Publicado el 04 de marzo de 2023 a las 01:17 AM por lukelombardo lukelombardo | 1 observación | 0 comentarios | Deja un comentario

20 de febrero de 2023

FJ2: ID and Flight Physiology

This President’s Day weekend, I got the chance to take a trip up to Entrelacs, Quebec and into the backwoods. It provided me with a great opportunity to do some field observations, particularly on bird identification, and flight physiology.

Date: February 20th, 2023
Start Time: 4:00 pm
End Time: 5:00 pm
Location: Lac Des Iles, Entrelacs, Quebec
Weather: 27. Fahrenheit, 7mph wind from the northwest
Habitat: Temperate mixed forest, frozen lake.

I began my observation by walking across the frozen Lac Des Iles, keeping my eyes peeled. As I was on the middle of the lake, I heard an American Crow giving out its call. I was able to hear it before I saw it with my own eyes, and then there it was soaring through the air. As I observed, I noticed that the American Crow flapped its wings two strong times at an angle, into the wind.
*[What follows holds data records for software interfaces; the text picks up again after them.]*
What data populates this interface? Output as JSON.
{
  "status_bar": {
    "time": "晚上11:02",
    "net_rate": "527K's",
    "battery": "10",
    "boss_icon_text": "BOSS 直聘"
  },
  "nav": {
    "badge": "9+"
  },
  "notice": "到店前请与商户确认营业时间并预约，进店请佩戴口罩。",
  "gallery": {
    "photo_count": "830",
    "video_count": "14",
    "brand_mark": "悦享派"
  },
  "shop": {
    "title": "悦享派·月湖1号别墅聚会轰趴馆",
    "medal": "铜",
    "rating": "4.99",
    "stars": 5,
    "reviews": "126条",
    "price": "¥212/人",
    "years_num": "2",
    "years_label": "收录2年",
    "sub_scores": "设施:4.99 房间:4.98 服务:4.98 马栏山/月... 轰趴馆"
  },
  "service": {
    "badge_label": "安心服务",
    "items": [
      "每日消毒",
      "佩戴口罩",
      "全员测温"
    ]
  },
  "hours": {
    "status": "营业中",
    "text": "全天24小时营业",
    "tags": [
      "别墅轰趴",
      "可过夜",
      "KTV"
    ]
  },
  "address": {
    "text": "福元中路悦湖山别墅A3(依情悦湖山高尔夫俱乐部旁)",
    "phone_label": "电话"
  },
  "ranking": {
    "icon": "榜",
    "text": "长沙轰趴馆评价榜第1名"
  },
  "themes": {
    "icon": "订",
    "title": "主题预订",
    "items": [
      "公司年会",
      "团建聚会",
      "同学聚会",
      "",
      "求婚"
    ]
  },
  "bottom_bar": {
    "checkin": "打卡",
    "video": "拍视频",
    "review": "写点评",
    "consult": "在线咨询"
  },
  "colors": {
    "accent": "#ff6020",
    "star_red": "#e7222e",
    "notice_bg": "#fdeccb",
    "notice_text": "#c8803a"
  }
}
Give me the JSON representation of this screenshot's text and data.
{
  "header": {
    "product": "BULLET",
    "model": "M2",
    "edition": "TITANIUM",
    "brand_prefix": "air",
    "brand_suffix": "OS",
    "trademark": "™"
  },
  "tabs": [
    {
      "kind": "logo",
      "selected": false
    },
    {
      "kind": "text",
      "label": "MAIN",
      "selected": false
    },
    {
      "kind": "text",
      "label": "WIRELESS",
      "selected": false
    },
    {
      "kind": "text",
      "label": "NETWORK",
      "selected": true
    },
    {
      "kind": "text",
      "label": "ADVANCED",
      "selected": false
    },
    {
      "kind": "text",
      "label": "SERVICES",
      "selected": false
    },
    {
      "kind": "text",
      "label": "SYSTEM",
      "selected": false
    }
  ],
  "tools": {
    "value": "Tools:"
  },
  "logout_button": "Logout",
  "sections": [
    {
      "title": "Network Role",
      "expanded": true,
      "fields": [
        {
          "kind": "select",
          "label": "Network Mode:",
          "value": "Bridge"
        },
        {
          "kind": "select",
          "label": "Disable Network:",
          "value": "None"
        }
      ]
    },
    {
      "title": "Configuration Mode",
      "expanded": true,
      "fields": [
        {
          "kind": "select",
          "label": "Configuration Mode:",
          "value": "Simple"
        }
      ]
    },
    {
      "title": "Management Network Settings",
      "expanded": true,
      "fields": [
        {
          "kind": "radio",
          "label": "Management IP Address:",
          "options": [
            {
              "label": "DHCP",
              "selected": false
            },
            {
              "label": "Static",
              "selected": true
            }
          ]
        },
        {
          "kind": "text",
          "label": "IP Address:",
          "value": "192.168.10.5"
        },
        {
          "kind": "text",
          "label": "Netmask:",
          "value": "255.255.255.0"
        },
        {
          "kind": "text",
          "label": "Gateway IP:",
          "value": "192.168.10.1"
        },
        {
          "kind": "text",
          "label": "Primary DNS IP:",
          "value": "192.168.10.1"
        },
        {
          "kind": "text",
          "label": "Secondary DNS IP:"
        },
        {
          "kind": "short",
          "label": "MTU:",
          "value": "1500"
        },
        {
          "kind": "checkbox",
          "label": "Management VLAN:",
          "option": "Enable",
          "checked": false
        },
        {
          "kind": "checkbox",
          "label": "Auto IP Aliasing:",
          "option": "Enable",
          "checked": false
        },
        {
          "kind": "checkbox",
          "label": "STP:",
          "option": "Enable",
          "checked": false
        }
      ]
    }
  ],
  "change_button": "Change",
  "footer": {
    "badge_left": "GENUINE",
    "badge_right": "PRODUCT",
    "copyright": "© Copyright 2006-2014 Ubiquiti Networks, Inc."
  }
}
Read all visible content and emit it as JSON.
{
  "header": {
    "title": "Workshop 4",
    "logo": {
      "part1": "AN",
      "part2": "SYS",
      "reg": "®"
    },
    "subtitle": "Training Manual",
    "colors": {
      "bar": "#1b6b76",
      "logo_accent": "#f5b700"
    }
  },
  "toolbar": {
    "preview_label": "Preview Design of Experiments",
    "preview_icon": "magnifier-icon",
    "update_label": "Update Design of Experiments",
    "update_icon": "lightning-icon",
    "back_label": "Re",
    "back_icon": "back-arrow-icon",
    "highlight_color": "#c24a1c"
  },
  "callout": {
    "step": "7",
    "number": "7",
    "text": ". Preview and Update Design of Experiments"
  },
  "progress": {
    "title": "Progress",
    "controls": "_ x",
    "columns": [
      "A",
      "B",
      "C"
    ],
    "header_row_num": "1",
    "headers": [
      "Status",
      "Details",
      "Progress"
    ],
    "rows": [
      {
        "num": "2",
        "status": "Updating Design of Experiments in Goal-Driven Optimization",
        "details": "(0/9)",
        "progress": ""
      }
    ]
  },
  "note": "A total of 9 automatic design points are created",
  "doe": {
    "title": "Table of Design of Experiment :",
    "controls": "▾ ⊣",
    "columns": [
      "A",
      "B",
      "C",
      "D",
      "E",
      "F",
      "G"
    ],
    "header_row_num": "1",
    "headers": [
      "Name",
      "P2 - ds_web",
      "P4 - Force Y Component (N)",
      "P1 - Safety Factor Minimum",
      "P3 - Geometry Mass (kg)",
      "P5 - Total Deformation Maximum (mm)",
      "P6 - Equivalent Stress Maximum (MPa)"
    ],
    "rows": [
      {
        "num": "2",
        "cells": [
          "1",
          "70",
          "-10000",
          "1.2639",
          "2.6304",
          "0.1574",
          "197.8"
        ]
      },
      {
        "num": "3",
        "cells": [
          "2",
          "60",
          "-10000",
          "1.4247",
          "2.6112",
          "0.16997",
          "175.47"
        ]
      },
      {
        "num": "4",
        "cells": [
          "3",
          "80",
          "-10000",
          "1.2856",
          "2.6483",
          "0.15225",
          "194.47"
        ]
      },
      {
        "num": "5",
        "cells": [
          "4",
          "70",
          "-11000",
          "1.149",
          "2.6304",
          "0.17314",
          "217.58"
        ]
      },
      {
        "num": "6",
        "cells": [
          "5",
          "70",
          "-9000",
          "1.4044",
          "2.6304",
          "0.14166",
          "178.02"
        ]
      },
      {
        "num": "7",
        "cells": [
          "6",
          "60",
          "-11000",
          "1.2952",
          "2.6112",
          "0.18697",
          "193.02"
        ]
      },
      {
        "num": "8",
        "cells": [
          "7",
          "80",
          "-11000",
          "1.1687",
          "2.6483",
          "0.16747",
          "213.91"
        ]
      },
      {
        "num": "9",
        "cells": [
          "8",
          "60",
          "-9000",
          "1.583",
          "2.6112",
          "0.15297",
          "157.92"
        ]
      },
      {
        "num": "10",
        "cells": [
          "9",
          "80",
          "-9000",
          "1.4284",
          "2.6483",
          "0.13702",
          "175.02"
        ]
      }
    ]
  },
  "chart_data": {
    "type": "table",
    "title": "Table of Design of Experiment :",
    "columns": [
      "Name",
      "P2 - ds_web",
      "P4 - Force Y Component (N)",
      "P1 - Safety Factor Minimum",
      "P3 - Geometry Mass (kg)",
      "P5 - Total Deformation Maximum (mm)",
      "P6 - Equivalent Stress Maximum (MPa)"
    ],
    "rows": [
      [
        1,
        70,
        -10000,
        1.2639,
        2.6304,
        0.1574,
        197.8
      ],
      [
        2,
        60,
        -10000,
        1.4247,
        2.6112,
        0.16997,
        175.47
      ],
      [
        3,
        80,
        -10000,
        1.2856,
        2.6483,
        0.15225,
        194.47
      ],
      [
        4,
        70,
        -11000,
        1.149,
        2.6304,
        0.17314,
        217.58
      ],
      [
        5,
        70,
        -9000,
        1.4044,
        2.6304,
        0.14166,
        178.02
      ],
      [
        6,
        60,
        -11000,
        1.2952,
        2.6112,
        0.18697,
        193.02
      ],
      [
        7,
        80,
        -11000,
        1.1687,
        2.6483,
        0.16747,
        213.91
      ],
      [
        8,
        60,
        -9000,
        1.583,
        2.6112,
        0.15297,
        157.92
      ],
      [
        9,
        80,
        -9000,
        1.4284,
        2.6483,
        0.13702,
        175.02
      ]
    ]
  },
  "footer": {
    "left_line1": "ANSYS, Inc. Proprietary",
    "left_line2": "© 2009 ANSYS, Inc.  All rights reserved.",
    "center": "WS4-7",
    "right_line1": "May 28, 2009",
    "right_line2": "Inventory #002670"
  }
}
The crow then turned around, putting the wind at its back using it to soar several hundred yards without flapping its winds. It seemed like the crow did this as a routine or pattern, repeating the same route several times.
Once I crossed the lake, I hunkered down into the mixed forest and sat in silence to listen for any calls or songs. It was eerily quiet, and I felt like I was the only living thing within miles until all the sudden a singular Black-capped Chickadee came swooping over my head. It landed on a branch above me, and we observed each other for several minutes. It made me wonder what the Black-capped Chickadee was thinking of me. The flight pattern was very different than that of a crow as it flapped its wings repeatedly, zig zagging below the tree line. I noticed how much easier the chickadee seemed to be able to maneuver its way through the dense deciduous trees compared to the crow high up in the air. These differences can be attributed to each species habitat niche and wing size, a chickadee is not able to soar through the air headfirst into the wind simply because it is not built for that sort of flight with its small wings and body.

Publicado el 20 de febrero de 2023 a las 11:22 PM por lukelombardo lukelombardo | 2 observaciones | 0 comentarios | Deja un comentario